Imagine how tiring it would be to carry a disapproving parent, partner or boss on your back all the time. People who frequently experience feelings of guilt know that it can be downright exhausting.Life coaches point out that one of the most interesting things about guilt is how people sometimes describe it. “The word ‘guilty’ often automatically conveys a victim mentality,” according to Jody Michael, CEO and founder of Jody Michael Associates. “People are quick to point the finger to an external source when they refer to guilt, saying that someone in their life ‘makes them feel guilty.’”
The truth is: emotions are not put upon you. Your father can tell you he wishes you could visit more than once a week; your daughter can tell you you’re the worst mom on the planet for not baking for the school bake sale; your boss can shoot you a disapproving look when you make an uninformed comment at a division meeting. Still, how you feel is up to you.
“You drive your own thoughts and moods,” as Jody emphasizes in all of her coaching engagements — whether life coaching, career coaching or executive coaching.
5 Life Coaching Strategies to Overcome Guilt
Guilt can be a pesky feeling, with an emotional hold that often lasts beyond the event associated with it. Whether your guilt stems from perceptions of how others are judging your actions, or from your own assessments, the following strategies could help free you from its grip.
- Differentiate between empathy and guilt — There is a fine line between understanding how someone might feel in a certain situation and taking responsibility for those feelings. Don’t cross that line. While you always want to be respectful, you are not responsible for managing other people’s feelings.

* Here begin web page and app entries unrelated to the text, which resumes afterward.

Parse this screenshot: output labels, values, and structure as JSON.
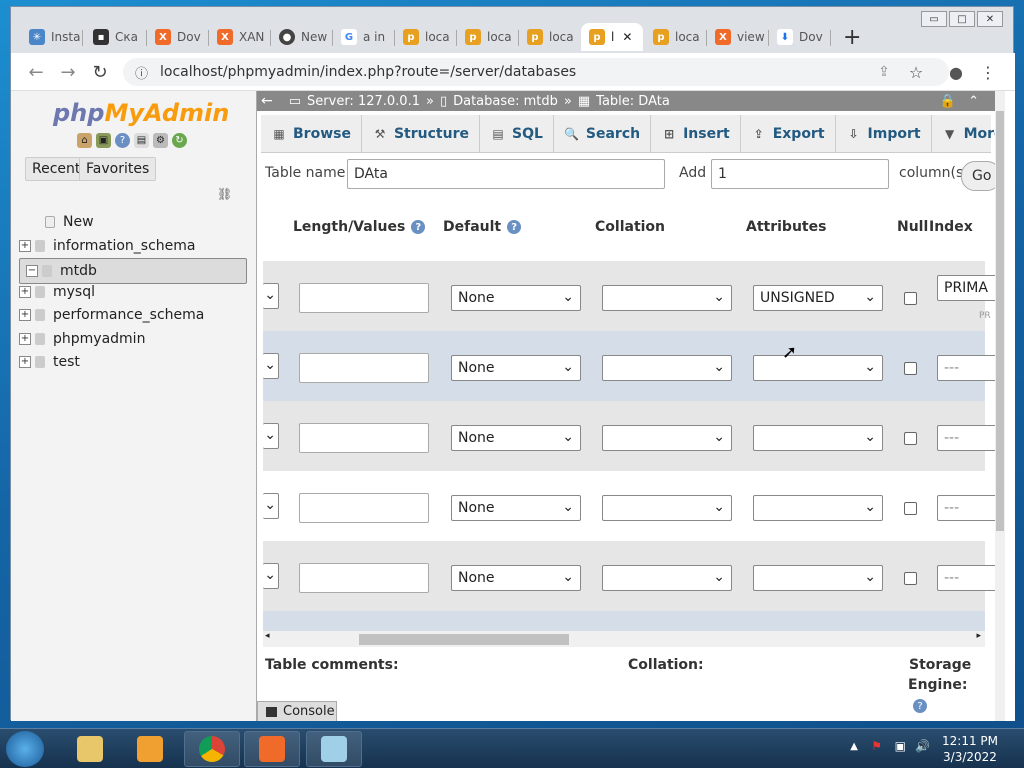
{
  "browser": {
    "tabs": [
      {
        "label": "Insta",
        "icon": "asterisk-icon",
        "color": "#4a86c8"
      },
      {
        "label": "Ска",
        "icon": "terminal-icon",
        "color": "#333333"
      },
      {
        "label": "Dov",
        "icon": "xampp-icon",
        "color": "#f06a2a"
      },
      {
        "label": "XAN",
        "icon": "xampp-icon",
        "color": "#f06a2a"
      },
      {
        "label": "New",
        "icon": "github-icon",
        "color": "#444444"
      },
      {
        "label": "a in",
        "icon": "google-icon",
        "color": "#4285f4"
      },
      {
        "label": "loca",
        "icon": "pma-icon",
        "color": "#e8a020"
      },
      {
        "label": "loca",
        "icon": "pma-icon",
        "color": "#e8a020"
      },
      {
        "label": "loca",
        "icon": "pma-icon",
        "color": "#e8a020"
      },
      {
        "label": "l",
        "icon": "pma-icon",
        "color": "#e8a020"
      },
      {
        "label": "loca",
        "icon": "pma-icon",
        "color": "#e8a020"
      },
      {
        "label": "view",
        "icon": "xampp-icon",
        "color": "#f06a2a"
      },
      {
        "label": "Dov",
        "icon": "download-icon",
        "color": "#1a73e8"
      }
    ],
    "url": "localhost/phpmyadmin/index.php?route=/server/databases",
    "new_tab": "+",
    "close_tab": "✕"
  },
  "pma": {
    "logo_a": "php",
    "logo_b": "MyAdmin",
    "recent": "Recent",
    "favorites": "Favorites",
    "tree": [
      {
        "label": "New",
        "pm": ""
      },
      {
        "label": "information_schema",
        "pm": "+"
      },
      {
        "label": "mtdb",
        "pm": "−"
      },
      {
        "label": "mysql",
        "pm": "+"
      },
      {
        "label": "performance_schema",
        "pm": "+"
      },
      {
        "label": "phpmyadmin",
        "pm": "+"
      },
      {
        "label": "test",
        "pm": "+"
      }
    ],
    "breadcrumb": {
      "server": "Server: 127.0.0.1",
      "sep": "»",
      "database": "Database: mtdb",
      "table": "Table: DAta"
    },
    "tabs": [
      "Browse",
      "Structure",
      "SQL",
      "Search",
      "Insert",
      "Export",
      "Import",
      "More"
    ],
    "table_name_label": "Table name:",
    "table_name": "DAta",
    "add_label": "Add",
    "add_value": "1",
    "columns_label": "column(s)",
    "go": "Go",
    "headers": {
      "length": "Length/Values",
      "default": "Default",
      "collation": "Collation",
      "attributes": "Attributes",
      "null": "Null",
      "index": "Index"
    },
    "rows": [
      {
        "default": "None",
        "collation": "",
        "attributes": "UNSIGNED",
        "index": "PRIMA",
        "sub": "PR"
      },
      {
        "default": "None",
        "collation": "",
        "attributes": "",
        "index": "---"
      },
      {
        "default": "None",
        "collation": "",
        "attributes": "",
        "index": "---"
      },
      {
        "default": "None",
        "collation": "",
        "attributes": "",
        "index": "---"
      },
      {
        "default": "None",
        "collation": "",
        "attributes": "",
        "index": "---"
      }
    ],
    "table_comments": "Table comments:",
    "collation_label": "Collation:",
    "storage1": "Storage",
    "storage2": "Engine:",
    "console": "Console"
  },
  "taskbar": {
    "time": "12:11 PM",
    "date": "3/3/2022"
  }
}
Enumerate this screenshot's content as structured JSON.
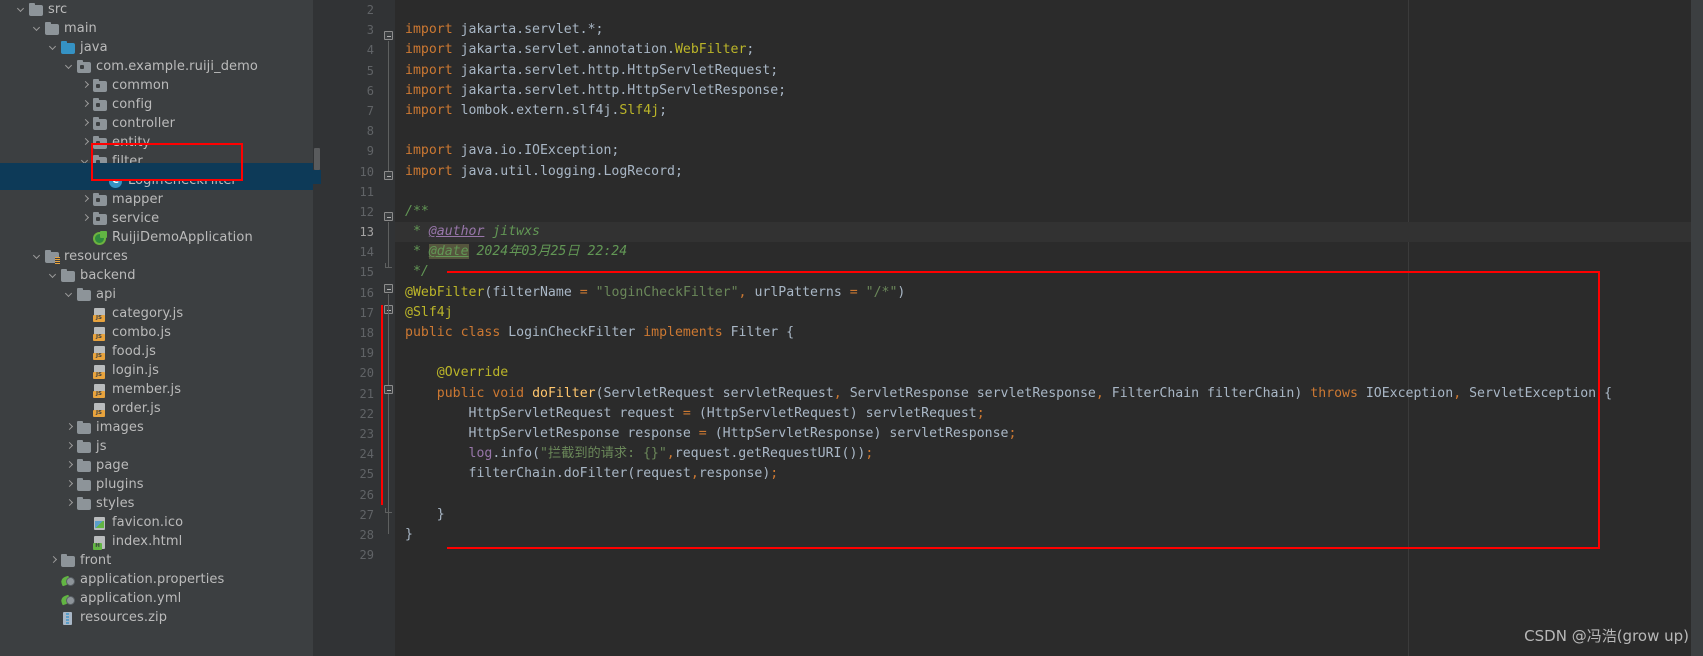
{
  "project_tree": {
    "items": [
      {
        "label": "src",
        "indent": 1,
        "arrow": "down",
        "icon": "folder-src-icon",
        "selected": false
      },
      {
        "label": "main",
        "indent": 2,
        "arrow": "down",
        "icon": "folder-gray-icon",
        "selected": false
      },
      {
        "label": "java",
        "indent": 3,
        "arrow": "down",
        "icon": "folder-blue-icon",
        "selected": false
      },
      {
        "label": "com.example.ruiji_demo",
        "indent": 4,
        "arrow": "down",
        "icon": "folder-package-icon",
        "selected": false
      },
      {
        "label": "common",
        "indent": 5,
        "arrow": "right",
        "icon": "folder-package-icon",
        "selected": false
      },
      {
        "label": "config",
        "indent": 5,
        "arrow": "right",
        "icon": "folder-package-icon",
        "selected": false
      },
      {
        "label": "controller",
        "indent": 5,
        "arrow": "right",
        "icon": "folder-package-icon",
        "selected": false
      },
      {
        "label": "entity",
        "indent": 5,
        "arrow": "right",
        "icon": "folder-package-icon",
        "selected": false
      },
      {
        "label": "filter",
        "indent": 5,
        "arrow": "down",
        "icon": "folder-package-icon",
        "selected": false
      },
      {
        "label": "LoginCheckFilter",
        "indent": 6,
        "arrow": "none",
        "icon": "java-class-icon",
        "selected": true
      },
      {
        "label": "mapper",
        "indent": 5,
        "arrow": "right",
        "icon": "folder-package-icon",
        "selected": false
      },
      {
        "label": "service",
        "indent": 5,
        "arrow": "right",
        "icon": "folder-package-icon",
        "selected": false
      },
      {
        "label": "RuijiDemoApplication",
        "indent": 5,
        "arrow": "none",
        "icon": "spring-boot-app-icon",
        "selected": false
      },
      {
        "label": "resources",
        "indent": 2,
        "arrow": "down",
        "icon": "folder-resources-icon",
        "selected": false
      },
      {
        "label": "backend",
        "indent": 3,
        "arrow": "down",
        "icon": "folder-gray-icon",
        "selected": false
      },
      {
        "label": "api",
        "indent": 4,
        "arrow": "down",
        "icon": "folder-gray-icon",
        "selected": false
      },
      {
        "label": "category.js",
        "indent": 5,
        "arrow": "none",
        "icon": "js-file-icon",
        "selected": false
      },
      {
        "label": "combo.js",
        "indent": 5,
        "arrow": "none",
        "icon": "js-file-icon",
        "selected": false
      },
      {
        "label": "food.js",
        "indent": 5,
        "arrow": "none",
        "icon": "js-file-icon",
        "selected": false
      },
      {
        "label": "login.js",
        "indent": 5,
        "arrow": "none",
        "icon": "js-file-icon",
        "selected": false
      },
      {
        "label": "member.js",
        "indent": 5,
        "arrow": "none",
        "icon": "js-file-icon",
        "selected": false
      },
      {
        "label": "order.js",
        "indent": 5,
        "arrow": "none",
        "icon": "js-file-icon",
        "selected": false
      },
      {
        "label": "images",
        "indent": 4,
        "arrow": "right",
        "icon": "folder-gray-icon",
        "selected": false
      },
      {
        "label": "js",
        "indent": 4,
        "arrow": "right",
        "icon": "folder-gray-icon",
        "selected": false
      },
      {
        "label": "page",
        "indent": 4,
        "arrow": "right",
        "icon": "folder-gray-icon",
        "selected": false
      },
      {
        "label": "plugins",
        "indent": 4,
        "arrow": "right",
        "icon": "folder-gray-icon",
        "selected": false
      },
      {
        "label": "styles",
        "indent": 4,
        "arrow": "right",
        "icon": "folder-gray-icon",
        "selected": false
      },
      {
        "label": "favicon.ico",
        "indent": 5,
        "arrow": "none",
        "icon": "image-file-icon",
        "selected": false
      },
      {
        "label": "index.html",
        "indent": 5,
        "arrow": "none",
        "icon": "html-file-icon",
        "selected": false
      },
      {
        "label": "front",
        "indent": 3,
        "arrow": "right",
        "icon": "folder-gray-icon",
        "selected": false
      },
      {
        "label": "application.properties",
        "indent": 3,
        "arrow": "none",
        "icon": "spring-properties-icon",
        "selected": false
      },
      {
        "label": "application.yml",
        "indent": 3,
        "arrow": "none",
        "icon": "spring-properties-icon",
        "selected": false
      },
      {
        "label": "resources.zip",
        "indent": 3,
        "arrow": "none",
        "icon": "zip-file-icon",
        "selected": false
      }
    ]
  },
  "editor": {
    "first_line_number": 2,
    "line_numbers": [
      2,
      3,
      4,
      5,
      6,
      7,
      8,
      9,
      10,
      11,
      12,
      13,
      14,
      15,
      16,
      17,
      18,
      19,
      20,
      21,
      22,
      23,
      24,
      25,
      26,
      27,
      28,
      29
    ],
    "current_line": 13,
    "lines": [
      {
        "n": 2,
        "text": ""
      },
      {
        "n": 3,
        "text": "import jakarta.servlet.*;"
      },
      {
        "n": 4,
        "text": "import jakarta.servlet.annotation.WebFilter;"
      },
      {
        "n": 5,
        "text": "import jakarta.servlet.http.HttpServletRequest;"
      },
      {
        "n": 6,
        "text": "import jakarta.servlet.http.HttpServletResponse;"
      },
      {
        "n": 7,
        "text": "import lombok.extern.slf4j.Slf4j;"
      },
      {
        "n": 8,
        "text": ""
      },
      {
        "n": 9,
        "text": "import java.io.IOException;"
      },
      {
        "n": 10,
        "text": "import java.util.logging.LogRecord;"
      },
      {
        "n": 11,
        "text": ""
      },
      {
        "n": 12,
        "text": "/**"
      },
      {
        "n": 13,
        "text": " * @author jitwxs"
      },
      {
        "n": 14,
        "text": " * @date 2024年03月25日 22:24"
      },
      {
        "n": 15,
        "text": " */"
      },
      {
        "n": 16,
        "text": "@WebFilter(filterName = \"loginCheckFilter\", urlPatterns = \"/*\")"
      },
      {
        "n": 17,
        "text": "@Slf4j"
      },
      {
        "n": 18,
        "text": "public class LoginCheckFilter implements Filter {"
      },
      {
        "n": 19,
        "text": ""
      },
      {
        "n": 20,
        "text": "    @Override"
      },
      {
        "n": 21,
        "text": "    public void doFilter(ServletRequest servletRequest, ServletResponse servletResponse, FilterChain filterChain) throws IOException, ServletException {"
      },
      {
        "n": 22,
        "text": "        HttpServletRequest request = (HttpServletRequest) servletRequest;"
      },
      {
        "n": 23,
        "text": "        HttpServletResponse response = (HttpServletResponse) servletResponse;"
      },
      {
        "n": 24,
        "text": "        log.info(\"拦截到的请求: {}\",request.getRequestURI());"
      },
      {
        "n": 25,
        "text": "        filterChain.doFilter(request,response);"
      },
      {
        "n": 26,
        "text": ""
      },
      {
        "n": 27,
        "text": "    }"
      },
      {
        "n": 28,
        "text": "}"
      },
      {
        "n": 29,
        "text": ""
      }
    ],
    "javadoc": {
      "author_tag": "@author",
      "author_value": "jitwxs",
      "date_tag": "@date",
      "date_value": "2024年03月25日 22:24"
    },
    "annotations": {
      "webfilter_name": "loginCheckFilter",
      "webfilter_url_patterns": "/*",
      "slf4j": "@Slf4j",
      "override": "@Override"
    },
    "log_message": "拦截到的请求: {}"
  },
  "colors": {
    "background_editor": "#2b2b2b",
    "background_panel": "#3c3f41",
    "gutter": "#313335",
    "selection": "#0d3a58",
    "annotation_box": "#ff0000",
    "keyword": "#cc7832",
    "string": "#6a8759",
    "comment": "#629755",
    "annotation": "#bbb529",
    "method": "#ffc66d",
    "field": "#9876aa",
    "text": "#a9b7c6"
  },
  "watermark": {
    "text": "CSDN @冯浩(grow up)"
  }
}
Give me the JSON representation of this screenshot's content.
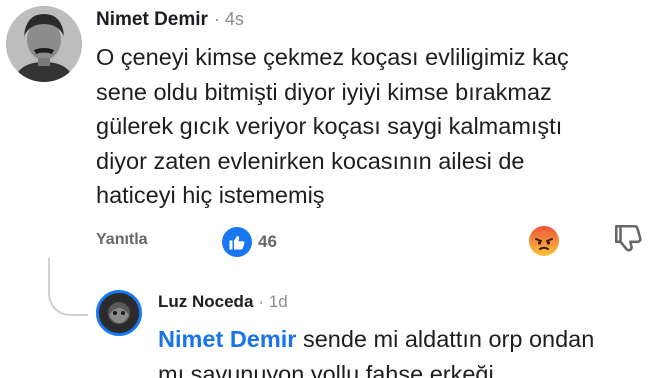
{
  "comment": {
    "author": "Nimet Demir",
    "time": "· 4s",
    "text": "O çeneyi kimse çekmez koçası evliligimiz  kaç\nsene oldu bitmişti diyor iyiyi kimse bırakmaz\ngülerek gıcık  veriyor  koçası saygi kalmamıştı\ndiyor  zaten  evlenirken kocasının   ailesi de\nhaticeyi hiç istememiş",
    "reply_label": "Yanıtla",
    "like_count": "46",
    "icons": {
      "avatar": "profile-photo",
      "like": "thumbs-up-icon",
      "angry": "angry-reaction-icon",
      "dislike": "thumbs-down-icon"
    },
    "colors": {
      "accent": "#1877f2",
      "meta": "#8a8d91"
    }
  },
  "reply": {
    "author": "Luz Noceda",
    "time": "· 1d",
    "mention": "Nimet Demir",
    "text_line1": " sende mi aldattın orp ondan",
    "text_line2": "mı savunuyon yollu fahşe erkeği",
    "colors": {
      "mention": "#1a73e8"
    }
  }
}
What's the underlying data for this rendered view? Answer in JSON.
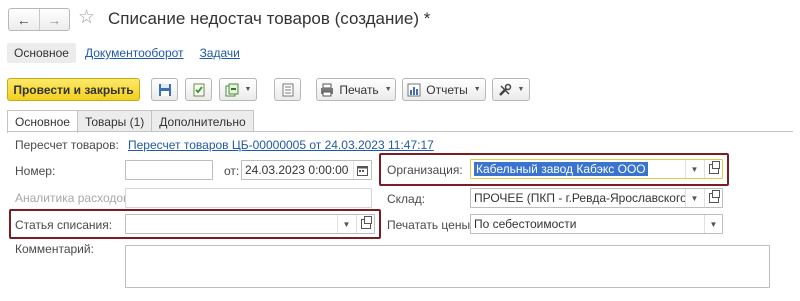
{
  "window": {
    "title": "Списание недостач товаров (создание) *",
    "icons": {
      "back": "arrow-left-icon",
      "forward": "arrow-right-icon",
      "favorite": "star-icon"
    }
  },
  "section_tabs": [
    {
      "label": "Основное"
    },
    {
      "label": "Документооборот"
    },
    {
      "label": "Задачи"
    }
  ],
  "toolbar": {
    "post_close_label": "Провести и закрыть",
    "print_label": "Печать",
    "reports_label": "Отчеты"
  },
  "form_tabs": [
    {
      "label": "Основное"
    },
    {
      "label": "Товары (1)"
    },
    {
      "label": "Дополнительно"
    }
  ],
  "form": {
    "recount_label": "Пересчет товаров:",
    "recount_link": "Пересчет товаров ЦБ-00000005 от 24.03.2023 11:47:17",
    "number_label": "Номер:",
    "number_value": "",
    "date_label": "от:",
    "date_value": "24.03.2023  0:00:00",
    "org_label": "Организация:",
    "org_value": "Кабельный завод Кабэкс ООО",
    "analytics_label": "Аналитика расходов:",
    "analytics_value": "",
    "warehouse_label": "Склад:",
    "warehouse_value": "ПРОЧЕЕ (ПКП - г.Ревда-Ярославского)",
    "writeoff_label": "Статья списания:",
    "writeoff_value": "",
    "price_label": "Печатать цены:",
    "price_value": "По себестоимости",
    "comment_label": "Комментарий:",
    "comment_value": ""
  },
  "colors": {
    "primary_button": "#f3d01d",
    "highlight_border": "#7c1d25",
    "link": "#1f5aa8",
    "selection": "#3a74d0"
  }
}
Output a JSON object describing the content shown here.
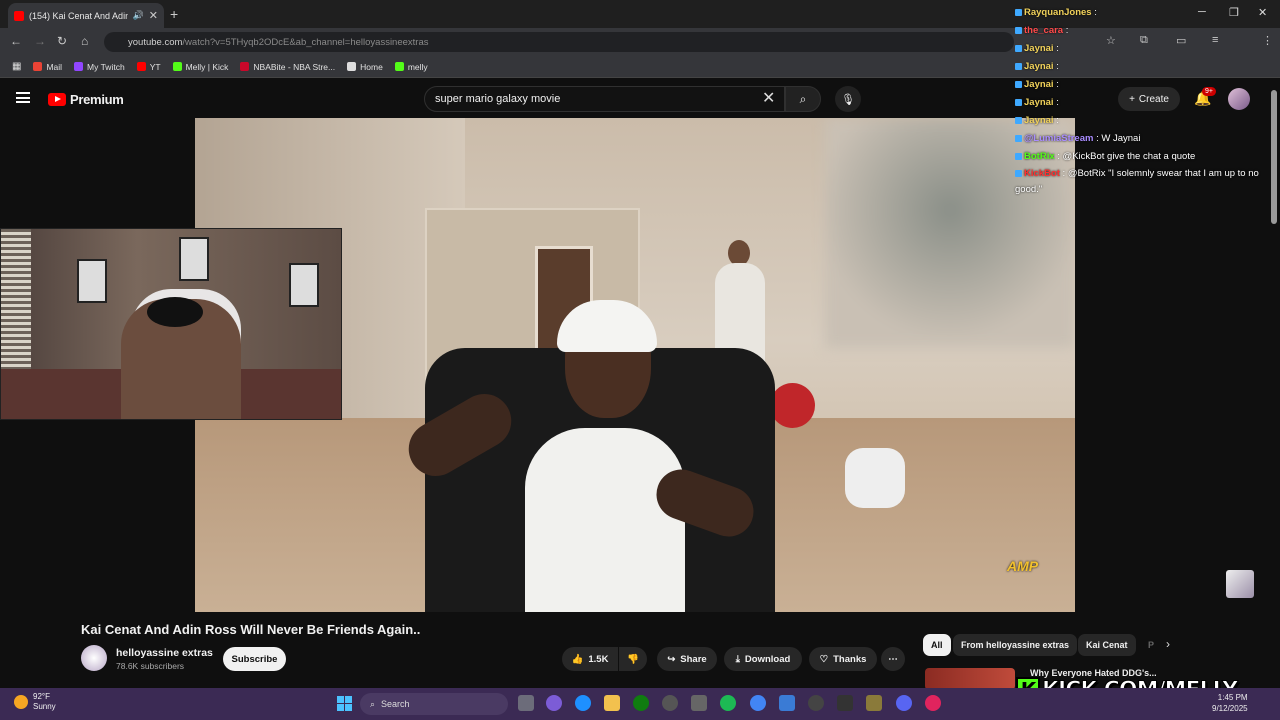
{
  "browser": {
    "tab_title": "(154) Kai Cenat And Adin R",
    "url_main": "youtube.com",
    "url_rest": "/watch?v=5THyqb2ODcE&ab_channel=helloyassineextras",
    "bookmarks": [
      "Mail",
      "My Twitch",
      "YT",
      "Melly | Kick",
      "NBABite - NBA Stre...",
      "Home",
      "melly"
    ]
  },
  "youtube": {
    "logo_text": "Premium",
    "search_value": "super mario galaxy movie",
    "create_label": "Create",
    "notif_badge": "9+",
    "video_title": "Kai Cenat And Adin Ross Will Never Be Friends Again..",
    "channel_name": "helloyassine extras",
    "subscribers": "78.6K subscribers",
    "subscribe_label": "Subscribe",
    "likes": "1.5K",
    "share_label": "Share",
    "download_label": "Download",
    "thanks_label": "Thanks",
    "chips": [
      "All",
      "From helloyassine extras",
      "Kai Cenat",
      "P"
    ],
    "related_title": "Why Everyone Hated DDG's..."
  },
  "chat": [
    {
      "user": "RayquanJones",
      "text": "",
      "color": "#f1d25b"
    },
    {
      "user": "the_cara",
      "text": "",
      "color": "#ff4a4a"
    },
    {
      "user": "Jaynai",
      "text": "",
      "color": "#f1d25b"
    },
    {
      "user": "Jaynai",
      "text": "",
      "color": "#f1d25b"
    },
    {
      "user": "Jaynai",
      "text": "",
      "color": "#f1d25b"
    },
    {
      "user": "Jaynai",
      "text": "",
      "color": "#f1d25b"
    },
    {
      "user": "Jaynai",
      "text": "",
      "color": "#f1d25b"
    },
    {
      "user": "@LumiaStream",
      "text": "W Jaynai",
      "color": "#a98cff"
    },
    {
      "user": "BotRix",
      "text": "@KickBot give the chat a quote",
      "color": "#53fc18"
    },
    {
      "user": "KickBot",
      "text": "@BotRix \"I solemnly swear that I am up to no good.\"",
      "color": "#ff3030"
    }
  ],
  "overlay": {
    "kick_url": "KICK.COM/MELLY",
    "watermark": "AMP"
  },
  "taskbar": {
    "temp": "92°F",
    "condition": "Sunny",
    "search_label": "Search",
    "time": "1:45 PM",
    "date": "9/12/2025"
  }
}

- Let go of perfectionism — Research has established a link between perfectionism and situational guilt. That comes as little surprise. If your measure of “perfect” is based on being all things to all people at all times, you will fall short. One life coaching strategy to consider, particularly if you notice that your perfectionistic tendencies result in guilt, is evaluating whether your own standards are realistic. Can you ease up on any self-imposed pressures?
- Recognize triggers — While it is up to you to take responsibility for your own thoughts, moods and behaviors, we are all products of our past. Dynamics that were established in childhood, or in previous relationships, can impact the way you hear something that your partner says to you today. If you were unfairly blamed for something as a child, you might be inclined to feel guilty whenever your significant other complains about something, even if you’ve done nothing wrong. Developing an awareness of your triggers can help you manage them.
- Do a reality check — Before beating yourself up, thinking of all the ways you’ve failed as a parent, partner or dog owner, stop. Do a reality check. Accept the fact that, on certain days, there will be people in your life, whether overly demanding bosses or overtired children, for whom your best simply isn’t good enough. Remind yourself that you are not falling short; rather, their expectations are not reasonable. As we suggest to our life coaching clients, find a reassuring mantra, like “I’m a good mother,” and repeat it over and over in your head until a sense of calm replaces the guilt.
- Identify healthy versus unhealthy guilt — Healthy guilt is a valuable learning tool. It can serve as an emotional red flag that a thought or behavior is out of alignment with your values, giving you an opportunity to steer yourself back on course. Unhealthy guilt, on the other hand, is much more complicated. If left unchecked, unhealthy guilt can take a toll on self-esteem, getting in the way of building strong relationships and achieving personal and professional goals.
What other strategies have helped you overcome guilt?